Basically, this is what you need to know about Man of Steel-the first half gives us a slightly new origin story that jumps back and forth between past and present and drags under its own weight, and the second half gives us lots and lots of fight scenes at which we are supposed to marvel. The film isn’t entirely successful at getting us to care about the fights though. Cavill is rather fantastic and likable, managing to make the king of bland, Superman, slightly less bland, and Adams is a good Lois Lane, even if the sparkage between her and Cavill could use a couple extra volts. It is not a horrible film, for as spectacle film-making goes it has that in spades, it’s just not, well, super. Superman – the Man of Tomorrow – will still be waiting tomorrow for a really good Superman movie.
That’s Good: The spectacle on display is impressive; Henry Cavill is Superman; Amy Adams makes for nice modern Lois Lane; Antje Traue’s Faora is a kickass secondary villain/sidekick to the main villain
That’s Bad: Opening Krypton sequence is way too long; Michael Shannon is all screams and little nuance; Russell Crowe is used far too frequently as a storytelling crutch; not a lot of real suspense; the central idea of humanity’s failure to accept an alien in their presence doesn’t work as well as they think it does
Can I Go Now?: Seeing this film at a midnight screening in Kansas was especially interesting considering the smattering of knowing laughter/chatter/applause whenever Kansas State University was mentioned, the Kansas University football team depicted on television, or Clark shown wearing a Kansas City Royals t-shirt.
See It – Rent/Stream It – Skip It: Rent/Stream It if you like Superman stories otherwise Skip It
Man of Steel is rated PG-13 for intense sequences of sci-fi violence, action and destruction, and for some language. You can search for local showings via Fandango.
- A very strong new kid: Man of Steel delivers the goods with a straight face (indyweek.com)
- Snyder Proves The Magic Touch… (tomcoxfilmreviews2013.wordpress.com)

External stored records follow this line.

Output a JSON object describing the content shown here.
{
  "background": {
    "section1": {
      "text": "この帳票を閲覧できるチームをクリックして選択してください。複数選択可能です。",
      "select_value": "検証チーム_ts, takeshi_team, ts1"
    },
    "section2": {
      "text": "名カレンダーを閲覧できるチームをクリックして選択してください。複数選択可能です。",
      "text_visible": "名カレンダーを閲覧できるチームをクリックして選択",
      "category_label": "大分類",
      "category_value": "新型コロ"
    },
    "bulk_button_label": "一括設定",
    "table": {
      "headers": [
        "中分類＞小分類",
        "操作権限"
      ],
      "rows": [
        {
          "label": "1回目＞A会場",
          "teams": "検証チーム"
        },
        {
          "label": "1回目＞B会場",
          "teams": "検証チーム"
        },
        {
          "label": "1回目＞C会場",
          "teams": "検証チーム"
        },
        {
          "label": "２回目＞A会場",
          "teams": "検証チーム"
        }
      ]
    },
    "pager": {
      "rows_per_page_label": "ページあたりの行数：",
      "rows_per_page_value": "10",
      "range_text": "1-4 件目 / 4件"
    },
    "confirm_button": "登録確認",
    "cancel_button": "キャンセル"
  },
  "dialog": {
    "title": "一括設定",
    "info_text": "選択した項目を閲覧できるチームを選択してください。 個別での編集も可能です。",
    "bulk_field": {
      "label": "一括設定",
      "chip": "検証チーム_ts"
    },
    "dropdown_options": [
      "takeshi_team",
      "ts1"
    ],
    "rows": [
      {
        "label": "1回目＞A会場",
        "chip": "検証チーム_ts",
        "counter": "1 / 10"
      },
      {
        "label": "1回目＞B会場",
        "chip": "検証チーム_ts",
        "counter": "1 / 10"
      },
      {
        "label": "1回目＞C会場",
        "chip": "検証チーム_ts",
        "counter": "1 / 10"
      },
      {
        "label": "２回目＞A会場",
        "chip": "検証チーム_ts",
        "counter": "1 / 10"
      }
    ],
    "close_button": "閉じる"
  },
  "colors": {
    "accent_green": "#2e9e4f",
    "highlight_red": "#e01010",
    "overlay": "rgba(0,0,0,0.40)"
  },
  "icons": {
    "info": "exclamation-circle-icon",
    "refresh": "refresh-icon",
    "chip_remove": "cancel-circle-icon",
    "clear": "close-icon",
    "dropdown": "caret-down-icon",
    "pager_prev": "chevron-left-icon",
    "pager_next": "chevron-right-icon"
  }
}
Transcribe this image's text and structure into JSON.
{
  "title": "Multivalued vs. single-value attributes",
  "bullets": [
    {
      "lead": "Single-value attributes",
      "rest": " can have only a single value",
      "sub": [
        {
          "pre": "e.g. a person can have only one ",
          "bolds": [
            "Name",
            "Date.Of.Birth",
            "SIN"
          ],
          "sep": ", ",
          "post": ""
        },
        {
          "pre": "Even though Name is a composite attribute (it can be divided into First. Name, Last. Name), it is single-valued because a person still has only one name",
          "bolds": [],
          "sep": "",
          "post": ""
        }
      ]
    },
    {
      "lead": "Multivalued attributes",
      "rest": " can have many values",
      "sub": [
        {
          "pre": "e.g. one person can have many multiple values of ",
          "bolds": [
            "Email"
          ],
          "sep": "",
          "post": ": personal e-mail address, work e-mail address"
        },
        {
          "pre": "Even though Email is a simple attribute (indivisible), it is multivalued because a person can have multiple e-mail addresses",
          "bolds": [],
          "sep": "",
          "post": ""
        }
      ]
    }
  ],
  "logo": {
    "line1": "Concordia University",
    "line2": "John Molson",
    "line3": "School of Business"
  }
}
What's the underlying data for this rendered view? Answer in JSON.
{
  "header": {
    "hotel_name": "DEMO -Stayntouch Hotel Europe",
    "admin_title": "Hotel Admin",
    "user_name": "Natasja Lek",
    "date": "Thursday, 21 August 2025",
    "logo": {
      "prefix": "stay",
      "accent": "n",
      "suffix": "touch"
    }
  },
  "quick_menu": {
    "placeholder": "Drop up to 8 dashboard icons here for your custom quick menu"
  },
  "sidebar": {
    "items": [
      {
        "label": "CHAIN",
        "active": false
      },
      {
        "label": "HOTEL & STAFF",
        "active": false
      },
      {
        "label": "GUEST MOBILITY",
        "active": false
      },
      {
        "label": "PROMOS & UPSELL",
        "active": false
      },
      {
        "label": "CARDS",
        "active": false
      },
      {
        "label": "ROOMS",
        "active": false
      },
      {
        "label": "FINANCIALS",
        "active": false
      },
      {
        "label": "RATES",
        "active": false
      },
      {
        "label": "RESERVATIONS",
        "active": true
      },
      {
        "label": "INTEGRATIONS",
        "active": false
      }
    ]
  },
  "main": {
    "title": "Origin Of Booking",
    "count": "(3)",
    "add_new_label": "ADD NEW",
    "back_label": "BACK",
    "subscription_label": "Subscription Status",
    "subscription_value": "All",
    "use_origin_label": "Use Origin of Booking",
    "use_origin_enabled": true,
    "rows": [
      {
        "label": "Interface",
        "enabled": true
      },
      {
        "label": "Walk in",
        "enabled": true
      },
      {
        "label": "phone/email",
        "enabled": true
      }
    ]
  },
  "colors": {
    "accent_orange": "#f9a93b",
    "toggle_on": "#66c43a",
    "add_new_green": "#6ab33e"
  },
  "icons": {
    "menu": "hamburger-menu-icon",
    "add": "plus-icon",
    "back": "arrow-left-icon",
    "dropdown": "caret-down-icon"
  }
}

- Action-saturated Superman reboot a dour, humorless epic short on charm, emotion (dailyherald.com)
- Review: Man Of Steel (maahinandfilms.wordpress.com)
- Superman’s Reborn in Grand Fashion. (tfeast.wordpress.com)